Archive for the ‘Marginal Revolution’ tag
I’ve got a bit a (well-earned) reputation for seeing Christmas as inefficient economically. Tyler Cowen raises some interesting points both for and against that view which are worth a look. This idea made me chuckle, though that hardly makes it wrong:
Clustering a lot of the buying and marketing at the same time may lead to a better matching of purchases and products, a bit like “speed dating.”
Alex Tabarrok writes a slightly different version of a story I wrote a few years ago (I’m under no delusions that I was the first to think of it, just some self-pimping): we’re all criminals.
I broke the law yesterday and again today and I will probably break the law tomorrow. Don’t mistake me, I have done nothing wrong. I don’t even know what laws I have broken. Nevertheless, I am reasonably confident that I have broken some laws, rules, or regulations recently because its hard for anyone to live today without breaking the law.
I note this more for its contrarianism than for its validity, but this was truly an unconsidered point in my mind.
But if you want to minimise animal suffering and promote more sustainable agriculture, adopting a vegetarian diet might be the worst possible thing you could do.
The primary means by which this idea is made reasonable:
Published figures suggest that, in Australia, producing wheat and other grains results in:
- at least 25 times more sentient animals being killed per kilogram of useable protein
- more environmental damage, and
- a great deal more animal cruelty than does farming red meat.
(via Marginal Revolution)
I’m a bit of connoisseur of this type of thing, and so I’m embarrassed that I just today found an utterly fantastic plain-English argument from Alex Tabarrok about why you should discount almost all news story about a really interesting new finding by scientists. (I’m a connoisseur of this kind of thing because of the number of intelligent people who seem to treat every new study about a wonder-substance or agent-of-death as meaningful.) These guidelines are a good summary:
1) In evaluating any study try to take into account the amount of background noise. That is, remember that the more hypotheses which are tested and the less selection which goes into choosing hypotheses the more likely it is that you are looking at noise.
2) Bigger samples are better. (But note that even big samples won’t help to solve the problems of observational studies which is a whole other problem).
3) Small effects are to be distrusted.
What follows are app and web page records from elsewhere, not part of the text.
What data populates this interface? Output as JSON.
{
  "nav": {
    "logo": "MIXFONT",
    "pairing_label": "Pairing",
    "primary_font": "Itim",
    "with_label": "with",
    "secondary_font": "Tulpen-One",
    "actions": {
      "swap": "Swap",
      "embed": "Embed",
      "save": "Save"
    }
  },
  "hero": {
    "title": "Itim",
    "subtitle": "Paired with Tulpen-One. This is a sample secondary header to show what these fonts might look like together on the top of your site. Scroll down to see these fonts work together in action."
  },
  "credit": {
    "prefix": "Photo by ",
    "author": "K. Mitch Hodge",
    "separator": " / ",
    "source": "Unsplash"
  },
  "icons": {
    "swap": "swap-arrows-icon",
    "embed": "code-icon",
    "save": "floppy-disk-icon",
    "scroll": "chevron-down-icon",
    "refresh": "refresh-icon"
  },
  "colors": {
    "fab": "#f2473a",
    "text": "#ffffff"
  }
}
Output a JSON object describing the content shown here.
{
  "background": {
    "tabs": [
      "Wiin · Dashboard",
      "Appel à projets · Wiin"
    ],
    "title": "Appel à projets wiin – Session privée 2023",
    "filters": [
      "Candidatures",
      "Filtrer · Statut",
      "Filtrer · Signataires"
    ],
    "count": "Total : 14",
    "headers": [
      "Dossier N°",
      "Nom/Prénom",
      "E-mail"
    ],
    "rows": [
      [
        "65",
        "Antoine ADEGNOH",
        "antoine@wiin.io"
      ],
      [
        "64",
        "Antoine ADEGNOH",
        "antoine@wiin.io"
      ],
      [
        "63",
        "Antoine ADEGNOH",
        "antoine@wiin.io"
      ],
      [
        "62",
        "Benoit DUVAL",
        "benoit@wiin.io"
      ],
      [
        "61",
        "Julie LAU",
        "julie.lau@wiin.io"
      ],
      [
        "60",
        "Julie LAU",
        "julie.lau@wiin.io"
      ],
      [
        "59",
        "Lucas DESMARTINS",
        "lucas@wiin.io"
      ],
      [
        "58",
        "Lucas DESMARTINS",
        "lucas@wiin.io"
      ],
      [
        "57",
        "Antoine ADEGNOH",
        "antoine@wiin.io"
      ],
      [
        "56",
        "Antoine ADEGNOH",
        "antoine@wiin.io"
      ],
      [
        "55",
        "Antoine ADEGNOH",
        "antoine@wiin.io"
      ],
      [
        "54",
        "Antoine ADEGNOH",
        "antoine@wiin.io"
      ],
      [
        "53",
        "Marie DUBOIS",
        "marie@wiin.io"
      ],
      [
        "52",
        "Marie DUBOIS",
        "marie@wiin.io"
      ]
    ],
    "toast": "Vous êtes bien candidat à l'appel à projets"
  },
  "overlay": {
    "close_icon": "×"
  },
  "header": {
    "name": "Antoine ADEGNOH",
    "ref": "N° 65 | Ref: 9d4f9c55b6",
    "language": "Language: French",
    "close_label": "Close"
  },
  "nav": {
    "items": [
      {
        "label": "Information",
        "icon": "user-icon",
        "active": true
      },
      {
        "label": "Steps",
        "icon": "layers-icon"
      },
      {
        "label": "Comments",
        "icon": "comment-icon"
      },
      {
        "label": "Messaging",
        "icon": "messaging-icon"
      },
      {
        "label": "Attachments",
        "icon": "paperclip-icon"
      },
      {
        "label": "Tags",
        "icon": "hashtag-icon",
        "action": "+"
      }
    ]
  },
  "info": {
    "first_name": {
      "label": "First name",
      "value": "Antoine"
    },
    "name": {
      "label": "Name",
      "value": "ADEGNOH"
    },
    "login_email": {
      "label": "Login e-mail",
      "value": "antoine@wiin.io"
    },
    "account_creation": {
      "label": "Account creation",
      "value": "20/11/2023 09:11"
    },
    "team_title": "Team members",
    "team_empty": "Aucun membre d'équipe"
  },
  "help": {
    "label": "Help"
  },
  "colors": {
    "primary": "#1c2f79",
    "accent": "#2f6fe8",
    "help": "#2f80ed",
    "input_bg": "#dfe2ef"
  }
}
4) Multiple sources and types of evidence are desirable.
5) Evaluate literatures not individual papers.
6) Trust empirical papers which test other people’s theories more than empirical papers which test the author’s theory.
(via Tabarrok himself, in a shorter but good post about a specific study’s failure)
Increasing the size of people’s moral or compassion circles — that is, the people they see as like them; who they might refer to as “we” — is one of the most important things we can do if we want to make the world a nicer and more peaceful place. Alex Tabarrok shares some evidence that globalization is one of the primary forces doing that work today.
(I’ve been yammering about such things on Frozen Toothpaste recently, if you’re interested.)
I’m not gushing as mightily as Mr. Wehr, but this TEDx talk from Tyler Cowen is definitely worth a viewing.
Tyler Cowen thinks that influential people have more conventional opinions. While I find his theories interesting, I have to wonder if this isn’t a simple selection bias: people become and stay influential because their view are widely held. I also tend to think that “conventional wisdom” has more merit than the whole discussion gives it.
I was convinced some time ago, but for those who weren’t there’s new evidence that even the stingiest microlenders have a positive effect:
ZaFinCo was no dewy-eyed social business, but a hard-nosed, profit-minded company, charging 11.75 per cent per month on a four-month loan, or 200 per cent APR, much more than Compartamos was generally judged to have been charging.
Despite the high rates, the results were astonishing. “We expected to see some good effects and some bad,” explained Karlan, who checked in with the experiment’s participants six to 12 months after they had filed their initial loan applications. “But we basically only saw good effects.”
Most strikingly, those “treated” by the experiment - that is, those for whom the computer requested a second chance at a loan - were much more likely to have kept their jobs than the control group. They were also much less likely to have dropped below the poverty line or to have gone hungry. All these outcomes were recorded well after the loan had been taken out and (usually) repaid, so this was not measuring a temporary debt-funded binge.
Nobel Laureate Paul Krugman
If you think of Mr. Krugman as an often shrill mostly political columnist — as I frequently do — this was something of a surprise. But the folks at Marginal Revolution are here to make sure you understand that this was actually closer to inevitable.
Democrats and the Economy
Two semi-scientific surveys point to the facts that:
- Democratic presidents have been historically better for the economy than Republicans.
- A survey of 500 economists by Scott Adams (he of Dilbert fame) shows them more likely to favor Obama’s economic policies, nearly 2-to-1. (via /., Tyler Cowen comments)
Feel free to read as much and as little bias into these items as you wish.